:: INFORMATION PROVIDED ::

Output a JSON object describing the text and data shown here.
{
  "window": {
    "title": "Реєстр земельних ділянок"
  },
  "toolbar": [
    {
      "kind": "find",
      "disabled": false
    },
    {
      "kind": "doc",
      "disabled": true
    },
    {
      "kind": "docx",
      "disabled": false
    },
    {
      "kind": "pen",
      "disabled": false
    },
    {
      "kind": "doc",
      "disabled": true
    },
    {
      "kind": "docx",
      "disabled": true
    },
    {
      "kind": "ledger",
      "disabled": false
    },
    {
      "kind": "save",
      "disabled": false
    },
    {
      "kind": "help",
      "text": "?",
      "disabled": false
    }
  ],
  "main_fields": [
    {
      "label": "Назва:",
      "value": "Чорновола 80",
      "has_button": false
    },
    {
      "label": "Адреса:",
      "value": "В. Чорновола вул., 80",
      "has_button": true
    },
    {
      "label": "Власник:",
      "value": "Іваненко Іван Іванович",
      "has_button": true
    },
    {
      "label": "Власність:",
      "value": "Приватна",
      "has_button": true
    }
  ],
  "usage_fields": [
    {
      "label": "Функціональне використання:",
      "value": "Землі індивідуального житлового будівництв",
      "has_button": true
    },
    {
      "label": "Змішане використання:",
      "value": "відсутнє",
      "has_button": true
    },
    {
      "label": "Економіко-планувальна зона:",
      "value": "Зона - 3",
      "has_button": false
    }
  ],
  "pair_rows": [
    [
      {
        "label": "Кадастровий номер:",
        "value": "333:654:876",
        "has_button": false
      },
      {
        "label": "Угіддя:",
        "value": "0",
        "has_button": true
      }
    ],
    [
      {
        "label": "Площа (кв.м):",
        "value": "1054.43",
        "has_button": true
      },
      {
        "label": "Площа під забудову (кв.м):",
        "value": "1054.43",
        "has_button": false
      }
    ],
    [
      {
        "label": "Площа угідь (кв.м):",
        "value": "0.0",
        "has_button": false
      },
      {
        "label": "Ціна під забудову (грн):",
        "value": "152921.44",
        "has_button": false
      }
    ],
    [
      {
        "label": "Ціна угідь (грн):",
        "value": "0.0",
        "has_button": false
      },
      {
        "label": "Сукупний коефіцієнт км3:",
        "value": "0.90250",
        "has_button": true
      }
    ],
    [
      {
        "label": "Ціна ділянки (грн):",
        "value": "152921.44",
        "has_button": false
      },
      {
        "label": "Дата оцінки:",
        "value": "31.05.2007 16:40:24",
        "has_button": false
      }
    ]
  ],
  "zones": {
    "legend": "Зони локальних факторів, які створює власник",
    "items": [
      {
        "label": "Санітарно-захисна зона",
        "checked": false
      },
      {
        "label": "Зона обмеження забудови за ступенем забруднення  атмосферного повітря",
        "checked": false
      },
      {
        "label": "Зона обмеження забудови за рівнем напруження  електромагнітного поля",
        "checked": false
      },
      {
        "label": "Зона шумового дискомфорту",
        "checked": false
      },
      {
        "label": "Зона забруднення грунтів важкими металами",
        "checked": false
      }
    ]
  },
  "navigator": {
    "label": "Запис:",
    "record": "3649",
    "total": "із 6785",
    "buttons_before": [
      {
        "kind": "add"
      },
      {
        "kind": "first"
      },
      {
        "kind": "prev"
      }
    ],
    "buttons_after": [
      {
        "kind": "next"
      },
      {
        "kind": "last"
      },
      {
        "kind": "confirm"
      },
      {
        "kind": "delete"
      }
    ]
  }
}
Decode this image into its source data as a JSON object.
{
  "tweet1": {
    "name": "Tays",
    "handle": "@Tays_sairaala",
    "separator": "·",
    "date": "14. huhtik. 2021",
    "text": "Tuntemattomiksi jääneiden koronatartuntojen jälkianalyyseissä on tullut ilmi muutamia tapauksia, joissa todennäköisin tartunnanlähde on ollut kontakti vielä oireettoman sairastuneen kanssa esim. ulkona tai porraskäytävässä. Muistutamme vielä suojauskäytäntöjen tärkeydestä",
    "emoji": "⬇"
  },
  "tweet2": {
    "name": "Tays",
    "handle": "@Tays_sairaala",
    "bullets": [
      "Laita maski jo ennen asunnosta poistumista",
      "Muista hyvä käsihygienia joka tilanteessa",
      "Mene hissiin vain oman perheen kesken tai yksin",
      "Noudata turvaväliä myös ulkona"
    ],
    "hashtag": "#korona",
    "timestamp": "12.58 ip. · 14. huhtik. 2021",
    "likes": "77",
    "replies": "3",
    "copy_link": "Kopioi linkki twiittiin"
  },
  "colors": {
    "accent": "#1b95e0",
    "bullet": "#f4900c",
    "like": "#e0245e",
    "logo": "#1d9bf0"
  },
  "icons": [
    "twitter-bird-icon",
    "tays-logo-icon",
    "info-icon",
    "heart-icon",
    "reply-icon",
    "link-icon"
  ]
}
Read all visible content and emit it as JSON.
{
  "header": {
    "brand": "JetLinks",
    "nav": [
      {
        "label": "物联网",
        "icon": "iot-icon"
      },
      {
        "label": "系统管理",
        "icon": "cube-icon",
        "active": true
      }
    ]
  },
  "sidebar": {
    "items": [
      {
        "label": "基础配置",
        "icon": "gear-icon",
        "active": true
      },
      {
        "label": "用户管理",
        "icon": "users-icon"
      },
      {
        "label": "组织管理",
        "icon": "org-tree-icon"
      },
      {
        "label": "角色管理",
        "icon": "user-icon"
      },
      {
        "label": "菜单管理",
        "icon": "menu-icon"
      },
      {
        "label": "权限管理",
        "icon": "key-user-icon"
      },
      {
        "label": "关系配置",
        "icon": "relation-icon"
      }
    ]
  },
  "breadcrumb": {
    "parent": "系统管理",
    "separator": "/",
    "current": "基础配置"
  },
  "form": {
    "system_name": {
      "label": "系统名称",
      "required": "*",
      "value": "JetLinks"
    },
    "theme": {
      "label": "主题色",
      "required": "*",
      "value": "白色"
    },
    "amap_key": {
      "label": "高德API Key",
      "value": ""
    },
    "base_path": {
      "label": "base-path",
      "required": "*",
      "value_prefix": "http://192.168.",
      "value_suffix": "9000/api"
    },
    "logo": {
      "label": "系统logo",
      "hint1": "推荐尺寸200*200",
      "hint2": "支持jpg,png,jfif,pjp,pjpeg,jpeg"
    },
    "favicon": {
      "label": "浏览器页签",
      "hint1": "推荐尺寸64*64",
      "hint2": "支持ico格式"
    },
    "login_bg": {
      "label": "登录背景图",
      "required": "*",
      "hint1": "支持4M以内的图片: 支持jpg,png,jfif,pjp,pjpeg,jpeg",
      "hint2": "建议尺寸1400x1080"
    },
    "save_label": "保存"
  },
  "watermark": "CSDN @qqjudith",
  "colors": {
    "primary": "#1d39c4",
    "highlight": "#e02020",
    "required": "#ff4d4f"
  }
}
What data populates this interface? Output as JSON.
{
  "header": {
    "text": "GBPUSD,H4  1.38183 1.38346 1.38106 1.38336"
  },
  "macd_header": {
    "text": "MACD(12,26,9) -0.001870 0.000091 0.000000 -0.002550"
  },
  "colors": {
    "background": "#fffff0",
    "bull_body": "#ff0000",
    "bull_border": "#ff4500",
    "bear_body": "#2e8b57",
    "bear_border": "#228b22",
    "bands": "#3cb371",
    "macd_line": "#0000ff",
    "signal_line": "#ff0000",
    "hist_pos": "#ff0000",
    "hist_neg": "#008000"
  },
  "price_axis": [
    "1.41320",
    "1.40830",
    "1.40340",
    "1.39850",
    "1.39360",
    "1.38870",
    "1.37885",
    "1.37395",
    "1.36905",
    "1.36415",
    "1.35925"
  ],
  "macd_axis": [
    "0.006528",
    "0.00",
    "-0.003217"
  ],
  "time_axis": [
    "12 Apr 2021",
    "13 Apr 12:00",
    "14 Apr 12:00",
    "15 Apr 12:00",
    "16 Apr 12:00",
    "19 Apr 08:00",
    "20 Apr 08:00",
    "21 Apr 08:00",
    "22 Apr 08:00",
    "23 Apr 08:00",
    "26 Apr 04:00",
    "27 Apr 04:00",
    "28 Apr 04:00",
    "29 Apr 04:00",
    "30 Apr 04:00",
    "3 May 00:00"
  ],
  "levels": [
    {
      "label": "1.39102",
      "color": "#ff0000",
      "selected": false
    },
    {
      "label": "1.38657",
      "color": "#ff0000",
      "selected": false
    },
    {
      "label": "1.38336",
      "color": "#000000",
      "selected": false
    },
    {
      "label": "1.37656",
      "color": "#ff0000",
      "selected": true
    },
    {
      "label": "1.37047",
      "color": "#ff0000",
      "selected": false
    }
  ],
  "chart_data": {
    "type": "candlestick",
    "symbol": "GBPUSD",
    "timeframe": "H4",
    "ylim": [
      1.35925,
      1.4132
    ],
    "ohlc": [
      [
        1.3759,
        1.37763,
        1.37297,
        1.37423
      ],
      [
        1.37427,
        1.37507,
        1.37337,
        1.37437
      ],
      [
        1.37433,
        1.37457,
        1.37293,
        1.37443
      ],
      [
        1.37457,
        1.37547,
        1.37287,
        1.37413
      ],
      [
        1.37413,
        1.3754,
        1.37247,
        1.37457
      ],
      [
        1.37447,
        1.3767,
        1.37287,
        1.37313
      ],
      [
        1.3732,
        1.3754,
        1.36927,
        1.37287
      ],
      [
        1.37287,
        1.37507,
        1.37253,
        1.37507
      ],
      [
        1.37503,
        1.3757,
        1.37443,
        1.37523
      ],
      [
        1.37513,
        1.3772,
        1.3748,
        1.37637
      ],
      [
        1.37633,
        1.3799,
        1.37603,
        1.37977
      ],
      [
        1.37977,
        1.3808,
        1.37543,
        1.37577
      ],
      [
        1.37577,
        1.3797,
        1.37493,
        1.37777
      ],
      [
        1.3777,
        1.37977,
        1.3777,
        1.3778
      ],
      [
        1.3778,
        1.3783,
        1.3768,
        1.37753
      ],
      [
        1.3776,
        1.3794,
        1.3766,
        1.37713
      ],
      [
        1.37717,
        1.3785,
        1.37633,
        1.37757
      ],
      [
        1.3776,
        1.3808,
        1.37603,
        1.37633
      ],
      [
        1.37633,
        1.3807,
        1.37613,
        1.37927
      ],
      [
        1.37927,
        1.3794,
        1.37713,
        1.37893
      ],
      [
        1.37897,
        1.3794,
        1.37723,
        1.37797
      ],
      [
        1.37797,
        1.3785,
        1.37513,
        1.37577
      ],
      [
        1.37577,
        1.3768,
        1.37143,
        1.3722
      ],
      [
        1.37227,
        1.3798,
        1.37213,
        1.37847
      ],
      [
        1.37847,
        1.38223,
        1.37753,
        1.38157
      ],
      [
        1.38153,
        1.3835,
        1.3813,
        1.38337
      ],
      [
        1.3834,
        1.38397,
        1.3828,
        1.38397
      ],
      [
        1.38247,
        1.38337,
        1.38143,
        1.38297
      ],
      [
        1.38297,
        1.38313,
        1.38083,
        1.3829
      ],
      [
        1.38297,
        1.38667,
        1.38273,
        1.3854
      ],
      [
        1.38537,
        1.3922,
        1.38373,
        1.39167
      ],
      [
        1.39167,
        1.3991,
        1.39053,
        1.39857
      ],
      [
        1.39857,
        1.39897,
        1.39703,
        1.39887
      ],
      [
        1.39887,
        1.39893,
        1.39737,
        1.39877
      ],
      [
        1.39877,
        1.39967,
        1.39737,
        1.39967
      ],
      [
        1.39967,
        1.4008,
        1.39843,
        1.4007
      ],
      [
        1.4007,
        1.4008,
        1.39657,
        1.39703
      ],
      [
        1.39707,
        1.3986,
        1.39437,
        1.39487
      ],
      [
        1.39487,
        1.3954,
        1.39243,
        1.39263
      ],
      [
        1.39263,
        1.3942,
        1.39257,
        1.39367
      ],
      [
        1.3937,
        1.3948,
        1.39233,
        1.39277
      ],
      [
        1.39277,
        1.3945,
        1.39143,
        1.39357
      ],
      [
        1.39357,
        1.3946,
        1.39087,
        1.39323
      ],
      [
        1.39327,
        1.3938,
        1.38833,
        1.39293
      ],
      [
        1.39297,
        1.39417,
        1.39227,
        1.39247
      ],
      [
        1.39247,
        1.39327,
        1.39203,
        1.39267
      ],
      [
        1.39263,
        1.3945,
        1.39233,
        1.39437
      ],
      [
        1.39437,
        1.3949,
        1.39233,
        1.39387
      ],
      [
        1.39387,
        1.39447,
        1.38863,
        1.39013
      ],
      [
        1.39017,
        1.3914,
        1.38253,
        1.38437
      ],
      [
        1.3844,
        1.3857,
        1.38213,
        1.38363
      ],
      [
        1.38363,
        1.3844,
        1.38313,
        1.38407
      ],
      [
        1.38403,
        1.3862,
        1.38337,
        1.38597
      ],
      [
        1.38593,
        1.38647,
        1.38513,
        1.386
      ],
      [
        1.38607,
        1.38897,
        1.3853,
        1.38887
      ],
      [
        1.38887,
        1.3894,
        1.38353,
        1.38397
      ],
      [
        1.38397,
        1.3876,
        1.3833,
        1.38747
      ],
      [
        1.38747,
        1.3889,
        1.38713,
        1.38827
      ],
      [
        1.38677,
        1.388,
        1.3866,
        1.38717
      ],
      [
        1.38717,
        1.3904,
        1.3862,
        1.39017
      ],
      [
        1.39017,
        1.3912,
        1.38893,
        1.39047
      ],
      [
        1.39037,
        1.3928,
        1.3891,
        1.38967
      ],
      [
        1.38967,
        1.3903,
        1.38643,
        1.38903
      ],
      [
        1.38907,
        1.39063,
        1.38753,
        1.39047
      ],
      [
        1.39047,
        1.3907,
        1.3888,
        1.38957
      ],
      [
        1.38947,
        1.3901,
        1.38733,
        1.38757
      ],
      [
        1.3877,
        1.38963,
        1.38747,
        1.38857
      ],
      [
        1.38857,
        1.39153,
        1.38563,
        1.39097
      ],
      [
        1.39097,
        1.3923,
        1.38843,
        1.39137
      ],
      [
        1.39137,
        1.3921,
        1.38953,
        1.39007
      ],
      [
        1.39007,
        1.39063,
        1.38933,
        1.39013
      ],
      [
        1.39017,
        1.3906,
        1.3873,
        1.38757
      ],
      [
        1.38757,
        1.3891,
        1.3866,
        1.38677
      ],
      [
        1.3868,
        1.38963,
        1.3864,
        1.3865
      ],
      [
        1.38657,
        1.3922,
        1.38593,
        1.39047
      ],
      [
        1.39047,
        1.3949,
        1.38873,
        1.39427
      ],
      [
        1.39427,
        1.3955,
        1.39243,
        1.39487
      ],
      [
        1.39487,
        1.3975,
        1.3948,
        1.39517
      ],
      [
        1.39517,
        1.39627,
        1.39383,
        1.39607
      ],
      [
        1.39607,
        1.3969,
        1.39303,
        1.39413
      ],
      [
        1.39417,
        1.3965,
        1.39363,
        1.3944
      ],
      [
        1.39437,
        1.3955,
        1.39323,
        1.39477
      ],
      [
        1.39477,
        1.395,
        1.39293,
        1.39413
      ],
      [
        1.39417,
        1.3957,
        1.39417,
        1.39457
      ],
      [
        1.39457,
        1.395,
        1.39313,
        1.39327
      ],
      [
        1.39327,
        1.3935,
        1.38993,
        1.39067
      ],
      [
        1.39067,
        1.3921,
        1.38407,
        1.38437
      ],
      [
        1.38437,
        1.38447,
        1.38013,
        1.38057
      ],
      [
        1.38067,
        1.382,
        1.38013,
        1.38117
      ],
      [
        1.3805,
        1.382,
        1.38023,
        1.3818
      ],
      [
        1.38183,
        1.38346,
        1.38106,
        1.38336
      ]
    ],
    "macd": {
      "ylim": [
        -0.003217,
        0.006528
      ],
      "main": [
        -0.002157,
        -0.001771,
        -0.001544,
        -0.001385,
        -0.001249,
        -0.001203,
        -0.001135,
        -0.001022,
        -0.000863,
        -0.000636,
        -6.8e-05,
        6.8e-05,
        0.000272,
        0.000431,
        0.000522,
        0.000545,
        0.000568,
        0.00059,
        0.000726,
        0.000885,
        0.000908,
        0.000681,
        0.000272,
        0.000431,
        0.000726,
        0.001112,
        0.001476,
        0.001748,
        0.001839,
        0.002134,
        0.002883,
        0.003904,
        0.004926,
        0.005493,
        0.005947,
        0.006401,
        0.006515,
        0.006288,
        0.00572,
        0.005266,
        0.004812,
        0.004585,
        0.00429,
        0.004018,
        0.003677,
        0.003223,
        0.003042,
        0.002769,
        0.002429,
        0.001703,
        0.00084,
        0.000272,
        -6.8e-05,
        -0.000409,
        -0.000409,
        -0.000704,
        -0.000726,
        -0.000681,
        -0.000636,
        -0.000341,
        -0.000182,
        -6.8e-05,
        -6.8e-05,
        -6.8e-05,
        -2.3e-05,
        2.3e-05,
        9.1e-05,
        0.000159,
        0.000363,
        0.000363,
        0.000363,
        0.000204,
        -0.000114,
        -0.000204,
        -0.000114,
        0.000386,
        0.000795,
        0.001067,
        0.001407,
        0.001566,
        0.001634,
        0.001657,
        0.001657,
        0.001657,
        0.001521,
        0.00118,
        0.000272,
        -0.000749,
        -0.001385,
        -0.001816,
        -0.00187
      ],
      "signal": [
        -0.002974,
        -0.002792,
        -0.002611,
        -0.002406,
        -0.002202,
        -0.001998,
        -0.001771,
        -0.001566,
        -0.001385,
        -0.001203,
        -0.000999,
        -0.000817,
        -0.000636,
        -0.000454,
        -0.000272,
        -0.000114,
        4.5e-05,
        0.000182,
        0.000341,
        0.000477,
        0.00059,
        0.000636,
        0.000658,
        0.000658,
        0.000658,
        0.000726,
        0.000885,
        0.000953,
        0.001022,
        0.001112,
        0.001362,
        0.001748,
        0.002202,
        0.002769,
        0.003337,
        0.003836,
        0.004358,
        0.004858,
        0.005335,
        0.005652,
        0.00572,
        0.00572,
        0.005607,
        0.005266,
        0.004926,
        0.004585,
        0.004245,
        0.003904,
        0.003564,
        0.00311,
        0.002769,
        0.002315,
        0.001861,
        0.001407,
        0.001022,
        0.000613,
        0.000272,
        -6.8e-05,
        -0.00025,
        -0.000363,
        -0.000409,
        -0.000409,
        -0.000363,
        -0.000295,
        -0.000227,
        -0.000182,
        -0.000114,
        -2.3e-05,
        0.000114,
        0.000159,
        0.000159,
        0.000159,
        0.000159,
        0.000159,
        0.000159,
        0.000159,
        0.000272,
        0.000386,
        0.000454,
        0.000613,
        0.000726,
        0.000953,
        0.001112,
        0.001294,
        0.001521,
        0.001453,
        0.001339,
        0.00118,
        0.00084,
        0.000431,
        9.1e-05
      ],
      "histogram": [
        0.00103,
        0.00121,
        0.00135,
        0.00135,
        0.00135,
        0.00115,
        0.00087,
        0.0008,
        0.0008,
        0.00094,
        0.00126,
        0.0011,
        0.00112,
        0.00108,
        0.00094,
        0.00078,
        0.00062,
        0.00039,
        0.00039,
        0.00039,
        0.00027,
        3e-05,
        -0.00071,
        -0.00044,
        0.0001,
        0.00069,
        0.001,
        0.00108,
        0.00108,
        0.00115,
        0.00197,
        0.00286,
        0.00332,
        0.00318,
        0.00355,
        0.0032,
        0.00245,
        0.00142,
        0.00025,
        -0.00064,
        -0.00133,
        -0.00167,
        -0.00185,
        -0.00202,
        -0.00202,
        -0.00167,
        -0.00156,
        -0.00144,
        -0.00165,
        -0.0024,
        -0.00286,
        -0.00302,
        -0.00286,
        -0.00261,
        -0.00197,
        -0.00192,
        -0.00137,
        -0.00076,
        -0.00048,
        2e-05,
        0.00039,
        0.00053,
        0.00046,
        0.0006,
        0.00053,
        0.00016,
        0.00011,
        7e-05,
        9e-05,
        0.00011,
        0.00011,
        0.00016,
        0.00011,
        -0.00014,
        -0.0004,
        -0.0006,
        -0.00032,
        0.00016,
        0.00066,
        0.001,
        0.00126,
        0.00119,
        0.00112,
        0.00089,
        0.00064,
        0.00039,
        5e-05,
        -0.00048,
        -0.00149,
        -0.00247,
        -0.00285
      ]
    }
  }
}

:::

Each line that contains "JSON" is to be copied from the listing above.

:: RESPONSE BOX ::
Output a JSON object describing the text and data shown here.
Decode this image into its source data as a JSON object.
Read all visible content and emit it as JSON.
What data populates this interface? Output as JSON.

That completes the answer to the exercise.